What Should I Know About Warsaw?
Warsaw is the capital and largest city in Poland and the tenth largest city in Europe. It has suffered greatly over the centuries from military attacks in wartime yet each time has risen from the ashes. At the end of World War II over 80% of the city was in ruins but it has been carefully rebuilt to retain much of its pre-war splendour. The city today is a major tourist destination and a very important commercial and political city in Central Europe.
What’s the Best way to get to Warsaw?
Warsaw Chopin Airport is one of the best ways to get to the city being located in the Wlochy district of the capital. Currently national carriers BA and LOT fly daily from London Heathrow
whilst the only budget carrier to operate there; Wizzair, has flights from several UK
regional airports. All that changed though from July 2012 with the opening of Modlin Airport on a disused military airfield just outside the city which takes all budget flights to the city. Ryan Air and Wizzair both offer low cost flights here.
What Should be on my Must See List?
It’s best to begin with one of the free walking tours of the city which will help you orientate yourself. The city has many sights but the majority are concentrated in the Srodmiescie district of the Centrum part of the city. There you’ll find the Royal Road used by former kings to journey from the Royal Palace to the Royal Castle. Along the route you’ll find several places of interest and can’t fail to spot the monumental Palace of Culture and Science which towers over this part of the city. Great places to stop and just admire the view include the Old Town Square and Castle Place.
What Should I Spend my Evenings Doing?
Warsaw is very much an outdoor city in summer and the cafes, bars and restaurants in the squares lay out tables so you can sit, eat and drink and watch the world go by in balmy weather. There are many different types of restaurant but the best Polish ones are found in the narrow streets off the main squares where prices are lower and the food and service more traditional.
Warsaw is home to several music festivals over the summer months, with the Mozart festival and the International Street Arts Festival being just two.

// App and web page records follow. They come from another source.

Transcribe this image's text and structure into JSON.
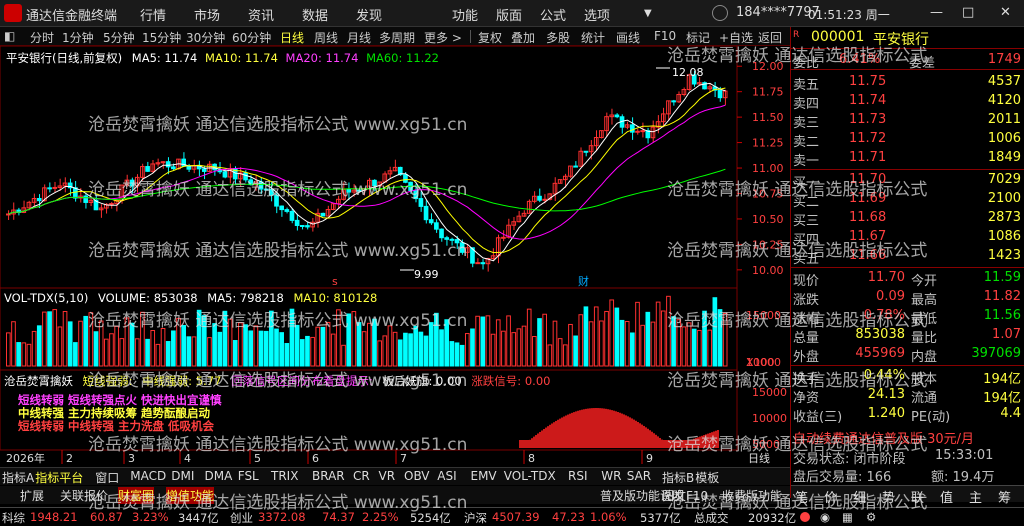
{
  "app": {
    "title": "通达信金融终端",
    "menus": [
      "行情",
      "市场",
      "资讯",
      "数据",
      "发现",
      "功能",
      "版面",
      "公式",
      "选项"
    ],
    "user": "184****7797",
    "time": "01:51:23 周一"
  },
  "toolbar": {
    "left": [
      "分时",
      "1分钟",
      "5分钟",
      "15分钟",
      "30分钟",
      "60分钟",
      "日线",
      "周线",
      "月线",
      "多周期",
      "更多 >"
    ],
    "right": [
      "复权",
      "叠加",
      "多股",
      "统计",
      "画线",
      "F10",
      "标记",
      "+自选",
      "返回"
    ]
  },
  "chart": {
    "legend_name": "平安银行(日线,前复权)",
    "ma5": "MA5: 11.74",
    "ma10": "MA10: 11.74",
    "ma20": "MA20: 11.74",
    "ma60": "MA60: 11.22",
    "price_ticks": [
      "12.00",
      "11.75",
      "11.50",
      "11.25",
      "11.00",
      "10.75",
      "10.50",
      "10.25",
      "10.00"
    ],
    "high_label": "12.08",
    "low_label": "9.99",
    "marker_s": "s",
    "marker_cai": "财",
    "vol_legend": "VOL-TDX(5,10)",
    "vol_value": "VOLUME: 853038",
    "vol_ma5": "MA5: 798218",
    "vol_ma10": "MA10: 810128",
    "vol_ticks": [
      "15000",
      "10000",
      "X100"
    ],
    "ind_name": "沧岳焚霄擒妖",
    "ind_a": "短线强弱:",
    "ind_b": "中线强弱: 5.77",
    "ind_c": "回落信号区间分布看盘提示:",
    "ind_d": "板后妖旗: 0.00",
    "ind_e": "涨跌信号: 0.00",
    "ind_text1": "短线转弱 短线转强点火 快进快出宜谨慎",
    "ind_text2": "中线转强 主力持续吸筹 趋势酝酿启动",
    "ind_text3": "短线转弱 中线转强 主力洗盘 低吸机会",
    "ind_ticks": [
      "15000",
      "10000",
      "5000"
    ],
    "year": "2026年",
    "months": [
      "2",
      "3",
      "4",
      "5",
      "6",
      "7",
      "8",
      "9"
    ],
    "period": "日线"
  },
  "quote": {
    "code": "000001",
    "name": "平安银行",
    "weibi_label": "委比",
    "weibi": "6.41%",
    "weicha_label": "委差",
    "weicha": "1749",
    "sells": [
      {
        "l": "卖五",
        "p": "11.75",
        "v": "4537"
      },
      {
        "l": "卖四",
        "p": "11.74",
        "v": "4120"
      },
      {
        "l": "卖三",
        "p": "11.73",
        "v": "2011"
      },
      {
        "l": "卖二",
        "p": "11.72",
        "v": "1006"
      },
      {
        "l": "卖一",
        "p": "11.71",
        "v": "1849"
      }
    ],
    "buys": [
      {
        "l": "买一",
        "p": "11.70",
        "v": "7029"
      },
      {
        "l": "买二",
        "p": "11.69",
        "v": "2100"
      },
      {
        "l": "买三",
        "p": "11.68",
        "v": "2873"
      },
      {
        "l": "买四",
        "p": "11.67",
        "v": "1086"
      },
      {
        "l": "买五",
        "p": "11.66",
        "v": "1423"
      }
    ],
    "stats": [
      [
        "现价",
        "11.70",
        "今开",
        "11.59"
      ],
      [
        "涨跌",
        "0.09",
        "最高",
        "11.82"
      ],
      [
        "涨幅",
        "0.78%",
        "最低",
        "11.56"
      ],
      [
        "总量",
        "853038",
        "量比",
        "1.07"
      ],
      [
        "外盘",
        "455969",
        "内盘",
        "397069"
      ]
    ],
    "stats2": [
      [
        "换手",
        "0.44%",
        "股本",
        "194亿"
      ],
      [
        "净资",
        "24.13",
        "流通",
        "194亿"
      ],
      [
        "收益(三)",
        "1.240",
        "PE(动)",
        "4.4"
      ]
    ],
    "promo": "自动续费通达信普及版 30元/月",
    "trade_status": "交易状态: 闭市阶段",
    "trade_time": "15:33:01",
    "last_vol": "盘后交易量: 166",
    "last_amt": "额: 19.4万"
  },
  "bottom_tabs1": [
    "指标A",
    "指标平台",
    "窗口",
    "MACD",
    "DMI",
    "DMA",
    "FSL",
    "TRIX",
    "BRAR",
    "CR",
    "VR",
    "OBV",
    "ASI",
    "EMV",
    "VOL-TDX",
    "RSI",
    "WR",
    "SAR",
    "指标B",
    "模板"
  ],
  "bottom_tabs2": [
    "扩展",
    "关联报价",
    "财富圈",
    "增值功能",
    "普及版功能说明",
    "图文F10",
    "收费版功能"
  ],
  "right_tabs": [
    "笔",
    "价",
    "细",
    "势",
    "联",
    "值",
    "主",
    "筹"
  ],
  "status": {
    "kechuang": "科综",
    "kc_val": "1948.21",
    "kc_chg": "60.87",
    "kc_pct": "3.23%",
    "kc_amt": "3447亿",
    "cy": "创业",
    "cy_val": "3372.08",
    "cy_chg": "74.37",
    "cy_pct": "2.25%",
    "cy_amt": "5254亿",
    "hs": "沪深",
    "hs_val": "4507.39",
    "hs_chg": "47.23",
    "hs_pct": "1.06%",
    "hs_amt": "5377亿",
    "cx": "总成交",
    "cx_amt": "20932亿"
  },
  "watermark": [
    "沧岳焚霄擒妖 通达信选股指标公式 www.xg51.cn",
    "沧岳焚霄擒妖 通达信选股指标公式"
  ],
  "colors": {
    "up": "#ff3030",
    "down": "#00ffff",
    "ma5": "#ffffff",
    "ma10": "#ffff00",
    "ma20": "#ff00ff",
    "ma60": "#00ff00",
    "grid": "#7a0000"
  }
}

Warsaw's big draw this summer is the Euro 2012 Football Tournament. Five matches will be played in the Polish capital including the semi-finals on June 28th. The city is expecting up to half a million extra visitors during the competition.